BEGIN DATA FOR THIS EXERCISE
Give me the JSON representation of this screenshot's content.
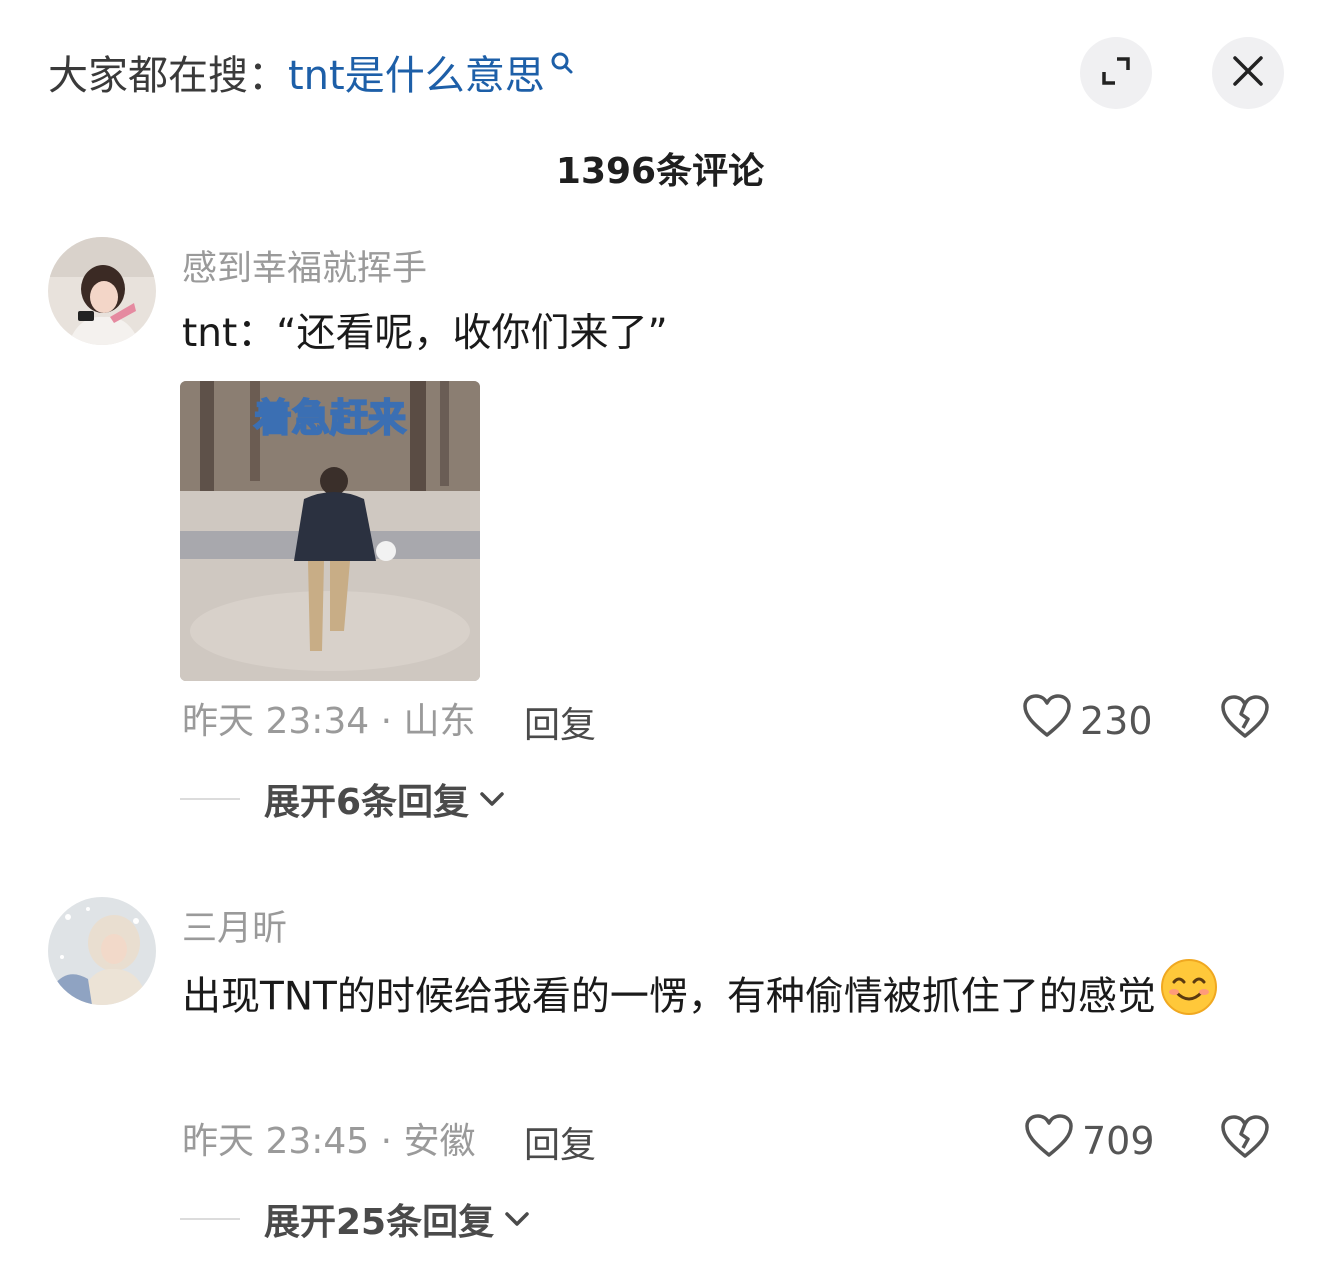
{
  "header": {
    "search_prefix": "大家都在搜：",
    "search_term": "tnt是什么意思",
    "expand_icon": "expand-icon",
    "close_icon": "close-icon"
  },
  "comment_count": "1396条评论",
  "comments": [
    {
      "username": "感到幸福就挥手",
      "text": "tnt：“还看呢，收你们来了”",
      "meme_caption": "着急赶来",
      "time_location": "昨天 23:34 · 山东",
      "reply": "回复",
      "likes": "230",
      "expand_replies": "展开6条回复"
    },
    {
      "username": "三月昕",
      "text": "出现TNT的时候给我看的一愣，有种偷情被抓住了的感觉",
      "emoji": "smiling-face-icon",
      "time_location": "昨天 23:45 · 安徽",
      "reply": "回复",
      "likes": "709",
      "expand_replies": "展开25条回复"
    }
  ],
  "colors": {
    "search_term": "#1d5fa8",
    "muted": "#9a9a9a",
    "button_bg": "#f0f0f2"
  }
}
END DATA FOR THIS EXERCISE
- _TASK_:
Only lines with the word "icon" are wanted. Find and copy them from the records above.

- _SOLUTION_:
    "expand_icon": "expand-icon",
    "close_icon": "close-icon"
      "emoji": "smiling-face-icon",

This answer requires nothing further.